9. Control (UK/US, 2007) – A biopic centering on Ian Curtis’ short and troubled life, specifically as front-man for the legendary post-punk quartet Joy Division. Based on the book by Curtis’ oft-neglected widow, the film features Sam Riley as a dead-ringer for Curtis. His conjuring of Curtis’ stage persona is particularly uncanny. Martin Ruhe’s black & white cinematography is also incredibly transfixing.
10. L’Enfant [The Child] (Belgium, 2005) – Shot in a Naturalist style and rather Neorealist in spirit, the Dardenne brothers’ Palme d’Or winner is definitely one of the biggest downers on the list, due in large part to the sad universality of its simple story. Two young lovers survive on welfare when Sonia becomes pregnant. Despondent and hopeless, Bruno sells the baby on the black market, unbeknownst to Sonia. The first time I watched this film, I found myself feeling deeply guilty about all manner of distress I put my parents through as a teenager. Which is exactly why you shouldn’t watch this one under the influence of alcohol.
11. Happy Together (Hong Kong, 1997) – Chinese superstars Tony Leung and the late Leslie Cheung play homosexual lovers bound in a volatile on-again/off-again relationship. The two travel from Hong Kong to Argentina where their sad, abusive cycle continues. Also includes some of Christopher Doyle’s most beautiful photography, for a Wong Kar Wai film or otherwise.
12. Mutual Appreciation (US, 2005) – Now for something a bit light, charming and self-consciously dorky. Andrew Bujalski’s film unmistakably belongs to the no-budget movement known as Mumblecore, and as such uses moments of situational awkwardness for repeated comic effect. Justin Rice of the band Bishop Allen stars, and when he’s not performing their songs in the film, he’s basically channeling a marginally cooler, indie version of Dustin Hoffman from The Graduate.
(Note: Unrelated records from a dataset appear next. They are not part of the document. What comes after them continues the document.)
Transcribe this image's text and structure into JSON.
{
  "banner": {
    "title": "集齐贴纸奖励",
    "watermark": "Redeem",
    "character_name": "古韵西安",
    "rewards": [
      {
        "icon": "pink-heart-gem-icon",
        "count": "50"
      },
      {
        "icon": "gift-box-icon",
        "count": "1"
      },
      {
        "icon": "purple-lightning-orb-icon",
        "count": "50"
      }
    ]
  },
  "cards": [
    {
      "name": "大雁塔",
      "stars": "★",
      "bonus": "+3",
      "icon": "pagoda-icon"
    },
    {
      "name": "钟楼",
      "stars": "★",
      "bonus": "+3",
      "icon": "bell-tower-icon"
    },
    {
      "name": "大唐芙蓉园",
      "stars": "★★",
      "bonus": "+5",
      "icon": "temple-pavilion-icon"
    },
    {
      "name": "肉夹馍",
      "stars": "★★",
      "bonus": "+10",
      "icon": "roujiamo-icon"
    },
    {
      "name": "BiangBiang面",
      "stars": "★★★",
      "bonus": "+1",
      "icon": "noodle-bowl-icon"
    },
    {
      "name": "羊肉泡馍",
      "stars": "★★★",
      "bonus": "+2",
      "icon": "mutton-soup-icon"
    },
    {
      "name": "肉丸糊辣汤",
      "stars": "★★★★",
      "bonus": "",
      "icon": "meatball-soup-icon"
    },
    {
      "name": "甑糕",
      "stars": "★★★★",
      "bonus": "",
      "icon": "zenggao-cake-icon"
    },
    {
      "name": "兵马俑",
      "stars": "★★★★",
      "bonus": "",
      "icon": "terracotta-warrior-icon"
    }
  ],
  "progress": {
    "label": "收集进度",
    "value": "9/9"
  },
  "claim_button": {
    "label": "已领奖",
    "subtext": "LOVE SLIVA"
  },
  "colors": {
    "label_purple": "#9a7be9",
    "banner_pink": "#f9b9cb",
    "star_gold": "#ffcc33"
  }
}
13. Blue Velvet (US, 1986) – Though you can always trace auteurial elements to his earliest of work, Blue Velvet arguably remains the archetypal Lynch film. The Reagan-era noir is peppered with all the director’s nightmarish and phantasmagoric ingredients, slowly revealed to his abecedarian protagonist (played so memorably by Kyle MacLachlan). And if a foppish Dean Stockwell’s lip-sync serenade to Roy Orbison’s “In Dreams” doesn’t say Valentine’s Day to you, I don’t know what possibly could.
14. Braindead [Dead Alive] (New Zealand, 1992) – A classic tale of your well-to-do young man, torn between a first love and his overbearing mother. Throw a Sumatran Rat-Monkey, zombie sex scene (and resulting baby), a kung fu priest and lawnmower qua weapon into the mix, and you’ll undoubtedly be left wondering where this movie’s been all your life. So much fake blood. So, so much.
Other recommendations: Eternal Sunshine of the Spotless Mind (2004), Raging Bull (1980), Dead Ringers (1988), Punch-Drunk Love (2002), Mister Lonely (2007) , Perfect Blue (1998), Dancer in the Dark (2000), Live Flesh (1997), Myster Train (1989), My Own Private Idaho (1991), Fatal Attraction (1987), And God Created Woman (1956)…and, perhaps even Ilsa, She Wolf of the SS (1975)